The money will go toward retrofitting existing coal-fired power plants owned by American Electric Power, Southern Co.
and Summit Texas Clean Energy to capture and store carbon dioxide, the chief greenhouse gas linked to climate change. The Energy Department is aiming to have the technology available commercially and to share with other big coal-using countries in eight to 10 years.
"Coal is a very important mix of our power. It generates over 50 percent of our electricity. The United States has 25 percent of the entire coal reserves in the world," Chu said. "We don't plan to turn our back on coal. Neither will China. Neither will India."
American Electric Power already is capturing and storing carbon dioxide at its Mountaineer power plant in Mason County. The federal stimulus funding is aimed at allowing the plant to capture and store 90 percent of carbon emissions from the plant.
"It is very important that we test these technologies and make them affordable," AEP Chief Executive Mike Morris said. "We can help others clean up coal use as well."
Southern Co. is getting $295 million for carbon capture at an Alabama power plant north of Mobile and Summit Texas is getting $350 million for work on a 400-megawatt plant planned for Midland-Odessa.

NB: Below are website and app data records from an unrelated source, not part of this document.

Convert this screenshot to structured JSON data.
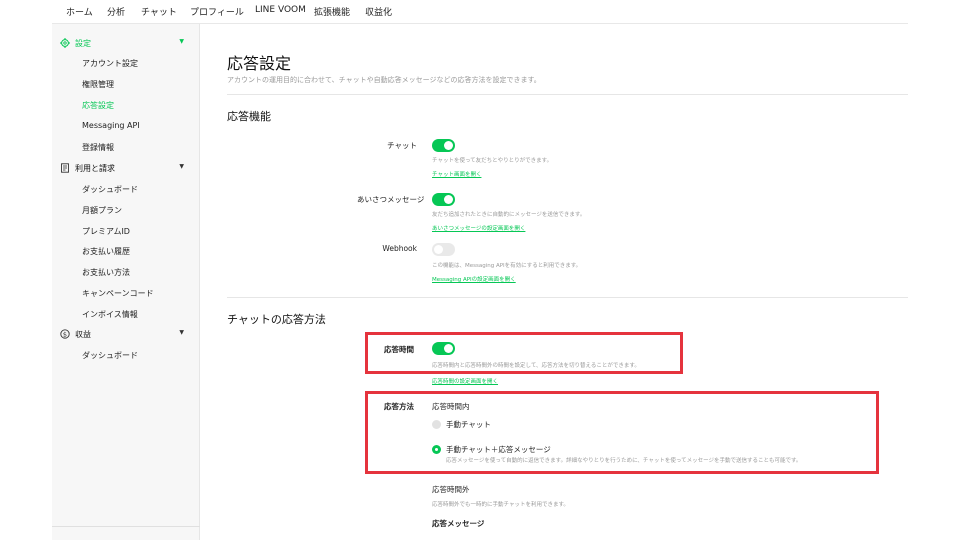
{
  "top_nav": [
    "ホーム",
    "分析",
    "チャット",
    "プロフィール",
    "LINE VOOM",
    "拡張機能",
    "収益化"
  ],
  "sidebar": {
    "sections": [
      {
        "label": "設定",
        "icon": "gear-icon",
        "items": [
          "アカウント設定",
          "権限管理",
          "応答設定",
          "Messaging API",
          "登録情報"
        ],
        "active_item": "応答設定"
      },
      {
        "label": "利用と請求",
        "icon": "receipt-icon",
        "items": [
          "ダッシュボード",
          "月額プラン",
          "プレミアムID",
          "お支払い履歴",
          "お支払い方法",
          "キャンペーンコード",
          "インボイス情報"
        ]
      },
      {
        "label": "収益",
        "icon": "dollar-icon",
        "items": [
          "ダッシュボード"
        ]
      }
    ]
  },
  "page": {
    "title": "応答設定",
    "description": "アカウントの運用目的に合わせて、チャットや自動応答メッセージなどの応答方法を設定できます。"
  },
  "features": {
    "title": "応答機能",
    "rows": [
      {
        "label": "チャット",
        "enabled": true,
        "helper": "チャットを使って友だちとやりとりができます。",
        "link": "チャット画面を開く"
      },
      {
        "label": "あいさつメッセージ",
        "enabled": true,
        "helper": "友だち追加されたときに自動的にメッセージを送信できます。",
        "link": "あいさつメッセージの設定画面を開く"
      },
      {
        "label": "Webhook",
        "enabled": false,
        "helper": "この機能は、Messaging APIを有効にすると利用できます。",
        "link": "Messaging APIの設定画面を開く"
      }
    ]
  },
  "chat_response": {
    "title": "チャットの応答方法",
    "response_hours": {
      "label": "応答時間",
      "enabled": true,
      "helper": "応答時間内と応答時間外の時間を設定して、応答方法を切り替えることができます。",
      "link": "応答時間の設定画面を開く"
    },
    "method": {
      "label": "応答方法",
      "in_hours_label": "応答時間内",
      "options": [
        {
          "label": "手動チャット",
          "selected": false
        },
        {
          "label": "手動チャット＋応答メッセージ",
          "selected": true,
          "helper": "応答メッセージを使って自動的に返信できます。詳細なやりとりを行うために、チャットを使ってメッセージを手動で送信することも可能です。"
        }
      ],
      "out_hours_label": "応答時間外",
      "out_hours_helper": "応答時間外でも一時的に手動チャットを利用できます。",
      "response_message_label": "応答メッセージ"
    }
  },
  "colors": {
    "accent": "#06c755",
    "highlight": "#e5333d"
  }
}
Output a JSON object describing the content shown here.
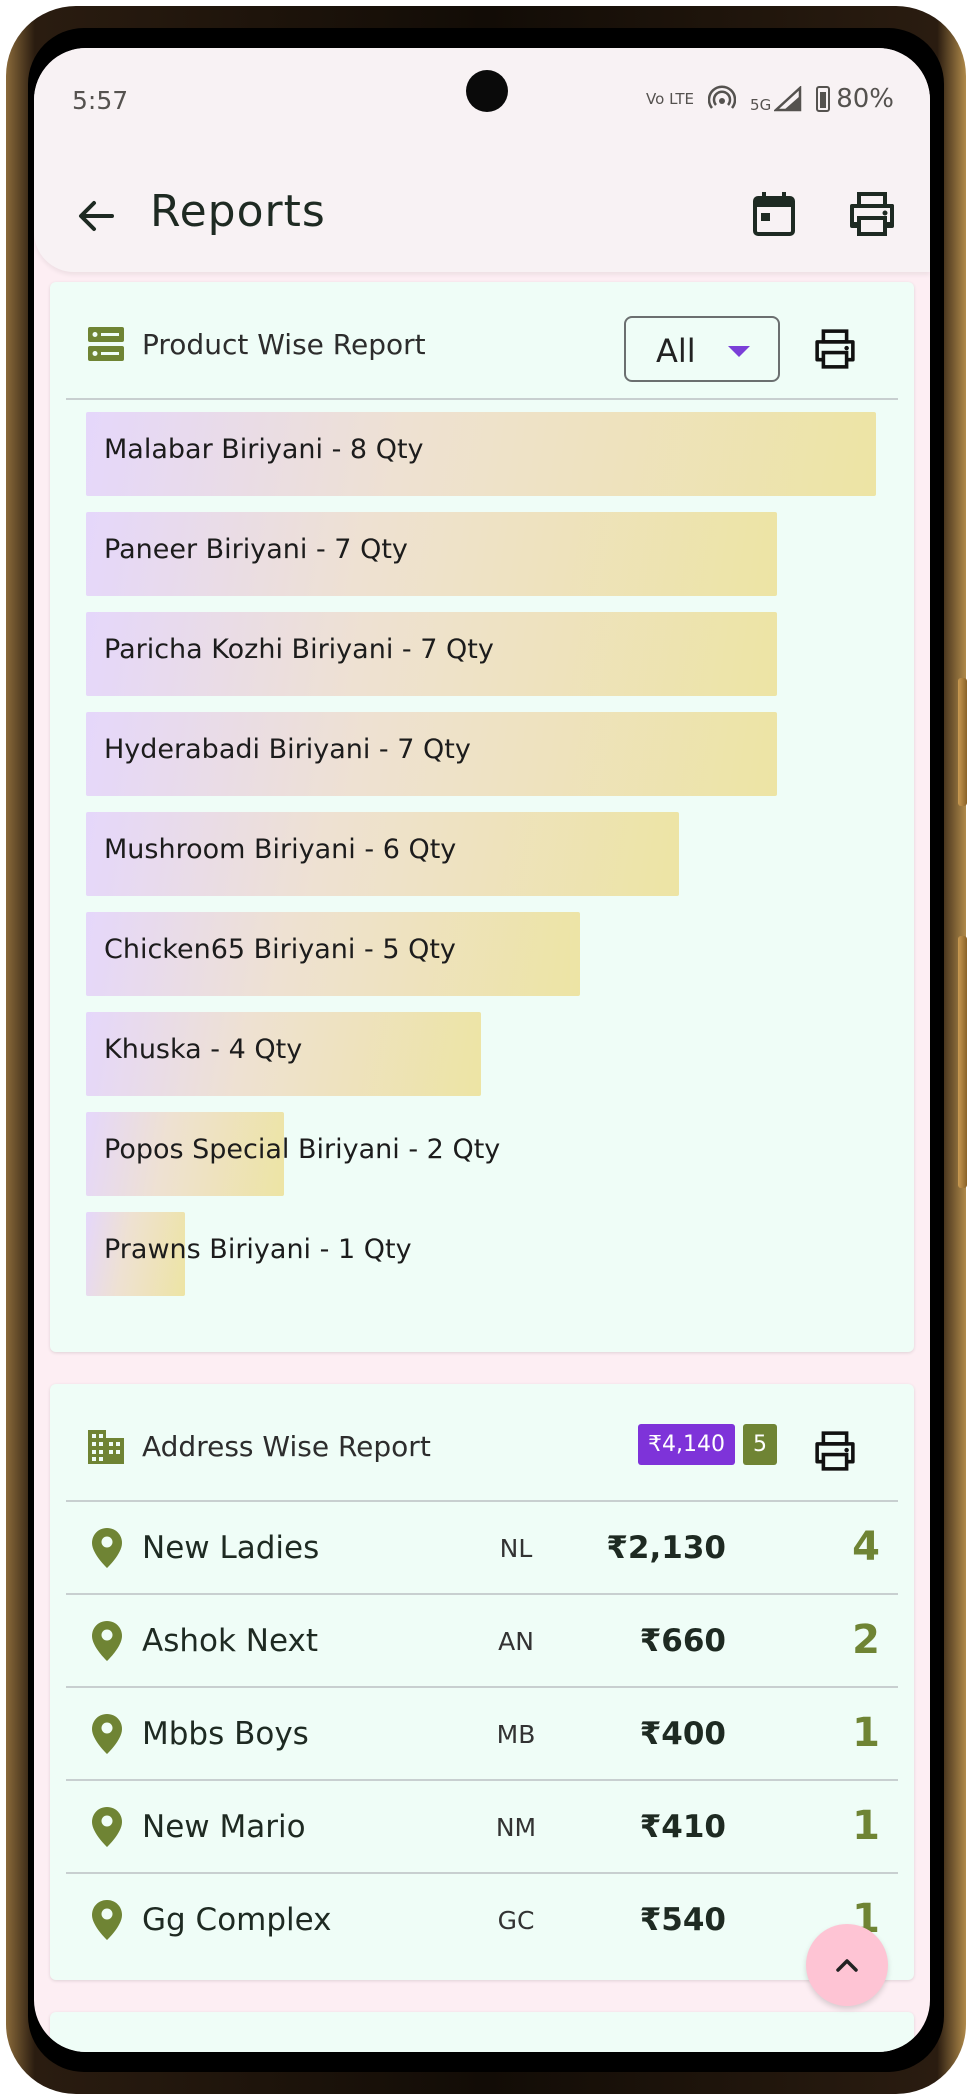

The DOE says carbon dioxide from that plant will be piped underground to increase oil recovery in the Permian Basin.
The projects are expected to use an additional $2.2 billion in private capital.
Sen. Jay Rockefeller, D-W.Va., called the investments critical.
"If we're going to really improve our economy for decades to come, we have to have really substantial environmental investments," Rockefeller said. "Today's announcement is all about promise for our future."
Sierra Club spokesman Oliver Bernstein said the organization would prefer investments in green energy and jobs.
"We don't have any problems with research and investments in research and development, but, really, we see an energy future that moves beyond coal," he said. "Until coal can be burned cleanly and mined responsibly and not contribute to global warming, it shouldn't play a key role in our energy future."